WORK TO BE COMPLETED: Using the data below, gather each line that includes the word "Column".

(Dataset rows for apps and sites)
----

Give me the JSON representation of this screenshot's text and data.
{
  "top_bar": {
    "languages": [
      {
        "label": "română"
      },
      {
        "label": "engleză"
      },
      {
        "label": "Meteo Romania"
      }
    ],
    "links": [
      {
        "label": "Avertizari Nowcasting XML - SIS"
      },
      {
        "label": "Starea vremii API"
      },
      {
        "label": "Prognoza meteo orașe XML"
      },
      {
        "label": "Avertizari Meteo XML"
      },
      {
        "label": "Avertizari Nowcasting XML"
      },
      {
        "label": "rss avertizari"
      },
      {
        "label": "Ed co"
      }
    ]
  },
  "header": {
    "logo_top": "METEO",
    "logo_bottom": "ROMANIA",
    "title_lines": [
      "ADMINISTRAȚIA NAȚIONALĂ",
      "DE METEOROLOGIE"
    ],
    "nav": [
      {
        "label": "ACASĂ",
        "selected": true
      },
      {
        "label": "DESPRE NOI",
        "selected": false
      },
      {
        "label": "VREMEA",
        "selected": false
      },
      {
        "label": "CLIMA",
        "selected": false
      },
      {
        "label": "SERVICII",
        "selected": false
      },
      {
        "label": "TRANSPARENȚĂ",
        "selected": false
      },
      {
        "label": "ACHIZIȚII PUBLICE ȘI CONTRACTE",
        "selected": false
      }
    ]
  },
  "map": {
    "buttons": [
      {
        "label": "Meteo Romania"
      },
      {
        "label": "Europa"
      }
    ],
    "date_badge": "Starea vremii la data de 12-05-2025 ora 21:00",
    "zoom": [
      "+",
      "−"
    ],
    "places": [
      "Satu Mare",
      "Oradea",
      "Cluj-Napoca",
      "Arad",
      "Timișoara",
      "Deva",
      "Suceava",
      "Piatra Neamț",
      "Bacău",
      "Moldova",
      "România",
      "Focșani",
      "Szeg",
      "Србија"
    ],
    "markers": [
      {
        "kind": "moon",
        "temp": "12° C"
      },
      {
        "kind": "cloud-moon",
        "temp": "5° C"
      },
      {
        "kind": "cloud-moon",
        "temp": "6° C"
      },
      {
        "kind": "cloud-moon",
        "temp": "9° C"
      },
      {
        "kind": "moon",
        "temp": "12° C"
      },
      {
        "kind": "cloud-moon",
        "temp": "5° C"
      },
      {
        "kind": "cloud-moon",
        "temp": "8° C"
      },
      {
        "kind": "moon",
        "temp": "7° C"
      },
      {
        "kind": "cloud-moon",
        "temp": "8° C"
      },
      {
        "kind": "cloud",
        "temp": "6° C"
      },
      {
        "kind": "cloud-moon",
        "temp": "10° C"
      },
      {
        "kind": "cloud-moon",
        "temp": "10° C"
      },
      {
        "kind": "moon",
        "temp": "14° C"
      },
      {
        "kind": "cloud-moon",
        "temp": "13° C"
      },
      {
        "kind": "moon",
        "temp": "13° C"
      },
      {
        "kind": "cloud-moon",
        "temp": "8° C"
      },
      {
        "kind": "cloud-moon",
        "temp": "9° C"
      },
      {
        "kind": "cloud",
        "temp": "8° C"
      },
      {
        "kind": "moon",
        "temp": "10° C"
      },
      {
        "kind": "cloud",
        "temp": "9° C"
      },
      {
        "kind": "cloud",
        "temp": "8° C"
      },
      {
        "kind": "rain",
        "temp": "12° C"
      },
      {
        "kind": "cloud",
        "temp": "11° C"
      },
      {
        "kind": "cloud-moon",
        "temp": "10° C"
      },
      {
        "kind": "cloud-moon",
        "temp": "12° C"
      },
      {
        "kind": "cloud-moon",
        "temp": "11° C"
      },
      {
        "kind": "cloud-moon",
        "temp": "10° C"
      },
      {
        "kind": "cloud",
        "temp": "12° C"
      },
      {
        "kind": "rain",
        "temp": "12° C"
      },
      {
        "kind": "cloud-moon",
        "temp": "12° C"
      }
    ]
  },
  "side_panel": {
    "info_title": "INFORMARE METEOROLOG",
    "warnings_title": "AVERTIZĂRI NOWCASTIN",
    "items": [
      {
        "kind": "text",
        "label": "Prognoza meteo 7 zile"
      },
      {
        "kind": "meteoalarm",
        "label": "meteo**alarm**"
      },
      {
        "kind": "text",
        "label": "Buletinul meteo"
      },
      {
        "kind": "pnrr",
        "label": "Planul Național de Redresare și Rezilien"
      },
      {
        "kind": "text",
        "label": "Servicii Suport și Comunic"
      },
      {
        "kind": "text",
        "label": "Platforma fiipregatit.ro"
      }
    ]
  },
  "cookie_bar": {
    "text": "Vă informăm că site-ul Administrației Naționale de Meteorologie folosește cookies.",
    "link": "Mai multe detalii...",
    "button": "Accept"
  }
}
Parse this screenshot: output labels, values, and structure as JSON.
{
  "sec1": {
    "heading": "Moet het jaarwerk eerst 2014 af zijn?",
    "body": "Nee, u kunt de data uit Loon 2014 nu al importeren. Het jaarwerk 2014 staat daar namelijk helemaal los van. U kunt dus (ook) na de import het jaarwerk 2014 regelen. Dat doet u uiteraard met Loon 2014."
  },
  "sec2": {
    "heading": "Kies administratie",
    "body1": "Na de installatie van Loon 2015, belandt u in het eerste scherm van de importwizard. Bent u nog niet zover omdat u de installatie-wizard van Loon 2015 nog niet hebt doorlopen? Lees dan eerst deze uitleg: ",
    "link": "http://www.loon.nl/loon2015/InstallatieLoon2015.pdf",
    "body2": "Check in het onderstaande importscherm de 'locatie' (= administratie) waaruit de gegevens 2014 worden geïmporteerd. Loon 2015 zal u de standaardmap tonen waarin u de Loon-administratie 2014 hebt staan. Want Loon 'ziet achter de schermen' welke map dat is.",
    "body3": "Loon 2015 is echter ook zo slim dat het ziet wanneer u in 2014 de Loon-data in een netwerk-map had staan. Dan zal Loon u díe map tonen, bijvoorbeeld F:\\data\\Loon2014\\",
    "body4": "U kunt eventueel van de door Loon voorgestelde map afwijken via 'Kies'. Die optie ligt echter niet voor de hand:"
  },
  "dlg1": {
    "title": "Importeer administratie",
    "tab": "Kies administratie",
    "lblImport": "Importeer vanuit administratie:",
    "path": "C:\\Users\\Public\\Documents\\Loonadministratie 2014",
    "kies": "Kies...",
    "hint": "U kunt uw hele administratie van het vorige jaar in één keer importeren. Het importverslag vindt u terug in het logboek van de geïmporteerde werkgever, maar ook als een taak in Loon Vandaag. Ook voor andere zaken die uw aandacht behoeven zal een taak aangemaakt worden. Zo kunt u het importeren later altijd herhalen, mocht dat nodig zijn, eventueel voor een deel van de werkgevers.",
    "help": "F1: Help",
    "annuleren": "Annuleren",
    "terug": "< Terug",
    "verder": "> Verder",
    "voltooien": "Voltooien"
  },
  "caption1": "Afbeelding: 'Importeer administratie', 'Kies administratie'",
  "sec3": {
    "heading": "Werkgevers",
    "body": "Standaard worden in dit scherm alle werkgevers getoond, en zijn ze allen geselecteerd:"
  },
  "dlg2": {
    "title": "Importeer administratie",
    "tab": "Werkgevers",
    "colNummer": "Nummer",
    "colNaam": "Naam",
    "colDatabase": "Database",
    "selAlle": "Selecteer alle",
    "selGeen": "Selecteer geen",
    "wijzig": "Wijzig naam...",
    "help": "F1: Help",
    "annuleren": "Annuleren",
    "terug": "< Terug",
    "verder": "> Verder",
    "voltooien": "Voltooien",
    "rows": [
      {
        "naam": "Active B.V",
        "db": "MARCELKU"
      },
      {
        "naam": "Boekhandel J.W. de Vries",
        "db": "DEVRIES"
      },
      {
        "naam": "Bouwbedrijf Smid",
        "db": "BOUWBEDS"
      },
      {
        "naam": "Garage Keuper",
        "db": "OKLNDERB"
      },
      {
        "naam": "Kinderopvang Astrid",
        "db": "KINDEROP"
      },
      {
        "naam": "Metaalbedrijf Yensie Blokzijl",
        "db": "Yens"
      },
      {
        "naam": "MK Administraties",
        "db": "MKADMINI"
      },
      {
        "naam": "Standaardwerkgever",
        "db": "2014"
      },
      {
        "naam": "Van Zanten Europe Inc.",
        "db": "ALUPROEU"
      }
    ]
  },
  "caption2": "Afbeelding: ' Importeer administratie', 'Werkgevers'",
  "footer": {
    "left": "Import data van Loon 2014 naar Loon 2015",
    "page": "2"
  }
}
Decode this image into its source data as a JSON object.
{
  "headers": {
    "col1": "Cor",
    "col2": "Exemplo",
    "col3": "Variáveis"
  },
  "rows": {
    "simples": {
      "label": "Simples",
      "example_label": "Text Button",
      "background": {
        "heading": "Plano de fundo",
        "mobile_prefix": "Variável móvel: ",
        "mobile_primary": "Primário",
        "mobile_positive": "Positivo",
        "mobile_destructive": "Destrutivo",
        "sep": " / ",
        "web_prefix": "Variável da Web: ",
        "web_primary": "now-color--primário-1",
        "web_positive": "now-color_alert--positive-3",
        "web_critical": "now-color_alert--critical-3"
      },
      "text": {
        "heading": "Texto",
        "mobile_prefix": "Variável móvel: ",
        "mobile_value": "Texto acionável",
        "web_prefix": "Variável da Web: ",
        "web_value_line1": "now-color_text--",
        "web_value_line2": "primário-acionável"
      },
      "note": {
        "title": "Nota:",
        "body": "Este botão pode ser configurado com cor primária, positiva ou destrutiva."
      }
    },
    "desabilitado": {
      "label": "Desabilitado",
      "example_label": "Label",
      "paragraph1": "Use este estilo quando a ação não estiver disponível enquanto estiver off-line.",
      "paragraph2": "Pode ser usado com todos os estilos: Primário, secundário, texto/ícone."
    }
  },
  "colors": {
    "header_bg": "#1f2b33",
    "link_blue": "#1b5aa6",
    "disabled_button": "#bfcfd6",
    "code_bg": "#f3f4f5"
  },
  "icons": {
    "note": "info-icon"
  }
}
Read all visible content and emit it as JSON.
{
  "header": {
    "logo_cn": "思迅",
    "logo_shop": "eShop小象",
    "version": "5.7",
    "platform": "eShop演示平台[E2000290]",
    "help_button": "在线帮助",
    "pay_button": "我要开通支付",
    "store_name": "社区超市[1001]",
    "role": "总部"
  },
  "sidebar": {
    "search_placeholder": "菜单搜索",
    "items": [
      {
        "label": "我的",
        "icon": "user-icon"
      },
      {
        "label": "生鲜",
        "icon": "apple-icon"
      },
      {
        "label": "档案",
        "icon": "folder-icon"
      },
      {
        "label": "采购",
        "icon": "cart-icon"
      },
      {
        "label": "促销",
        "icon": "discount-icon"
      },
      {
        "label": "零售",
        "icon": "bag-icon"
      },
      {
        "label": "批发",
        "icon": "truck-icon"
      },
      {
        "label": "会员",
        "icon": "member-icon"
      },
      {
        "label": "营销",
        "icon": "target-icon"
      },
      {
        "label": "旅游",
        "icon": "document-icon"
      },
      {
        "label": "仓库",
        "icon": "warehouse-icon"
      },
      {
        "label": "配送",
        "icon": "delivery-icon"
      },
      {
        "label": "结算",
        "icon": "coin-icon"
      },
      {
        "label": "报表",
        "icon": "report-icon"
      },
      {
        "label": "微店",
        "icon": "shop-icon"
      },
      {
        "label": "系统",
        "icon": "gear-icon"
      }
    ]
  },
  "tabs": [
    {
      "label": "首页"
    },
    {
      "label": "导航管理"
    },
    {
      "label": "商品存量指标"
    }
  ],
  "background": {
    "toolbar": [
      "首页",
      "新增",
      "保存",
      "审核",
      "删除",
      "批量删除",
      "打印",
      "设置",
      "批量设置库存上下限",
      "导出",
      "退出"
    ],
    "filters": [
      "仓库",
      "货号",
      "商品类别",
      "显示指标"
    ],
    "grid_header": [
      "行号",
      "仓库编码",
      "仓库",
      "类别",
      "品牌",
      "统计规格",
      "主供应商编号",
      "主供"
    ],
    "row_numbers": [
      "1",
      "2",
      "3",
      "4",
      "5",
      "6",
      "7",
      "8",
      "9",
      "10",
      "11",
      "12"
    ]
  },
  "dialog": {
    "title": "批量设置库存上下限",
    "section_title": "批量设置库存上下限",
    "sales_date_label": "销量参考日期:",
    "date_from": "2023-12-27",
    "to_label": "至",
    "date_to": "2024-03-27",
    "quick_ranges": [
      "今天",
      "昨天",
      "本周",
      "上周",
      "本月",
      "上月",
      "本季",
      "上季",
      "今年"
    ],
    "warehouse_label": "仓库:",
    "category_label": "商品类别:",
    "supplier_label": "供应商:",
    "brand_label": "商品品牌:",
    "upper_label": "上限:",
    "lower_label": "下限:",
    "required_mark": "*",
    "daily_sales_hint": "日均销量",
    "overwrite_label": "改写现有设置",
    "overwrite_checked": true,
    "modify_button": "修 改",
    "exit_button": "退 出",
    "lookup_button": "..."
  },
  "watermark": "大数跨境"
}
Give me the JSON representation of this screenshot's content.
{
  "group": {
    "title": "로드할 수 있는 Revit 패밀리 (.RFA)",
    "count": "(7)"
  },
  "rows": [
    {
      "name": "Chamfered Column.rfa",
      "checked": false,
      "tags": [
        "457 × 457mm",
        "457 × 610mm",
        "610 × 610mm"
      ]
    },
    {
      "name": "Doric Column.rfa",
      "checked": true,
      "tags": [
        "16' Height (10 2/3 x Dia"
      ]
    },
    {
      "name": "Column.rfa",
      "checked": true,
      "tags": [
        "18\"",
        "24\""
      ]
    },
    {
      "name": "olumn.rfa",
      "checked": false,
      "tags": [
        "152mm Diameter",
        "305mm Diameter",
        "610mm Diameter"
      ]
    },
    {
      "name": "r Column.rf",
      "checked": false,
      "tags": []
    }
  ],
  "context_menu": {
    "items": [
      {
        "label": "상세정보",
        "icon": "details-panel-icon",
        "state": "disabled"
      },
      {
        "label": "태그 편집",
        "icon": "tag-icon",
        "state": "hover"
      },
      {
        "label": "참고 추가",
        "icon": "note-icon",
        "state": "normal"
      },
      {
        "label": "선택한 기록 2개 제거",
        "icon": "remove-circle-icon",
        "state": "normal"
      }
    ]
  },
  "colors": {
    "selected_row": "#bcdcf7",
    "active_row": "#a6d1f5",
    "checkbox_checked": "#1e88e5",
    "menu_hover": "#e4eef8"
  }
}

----

WRITTEN SOLUTION:
      "name": "Chamfered Column.rfa",
      "name": "Doric Column.rfa",
      "name": "Column.rfa",
      "name": "r Column.rf",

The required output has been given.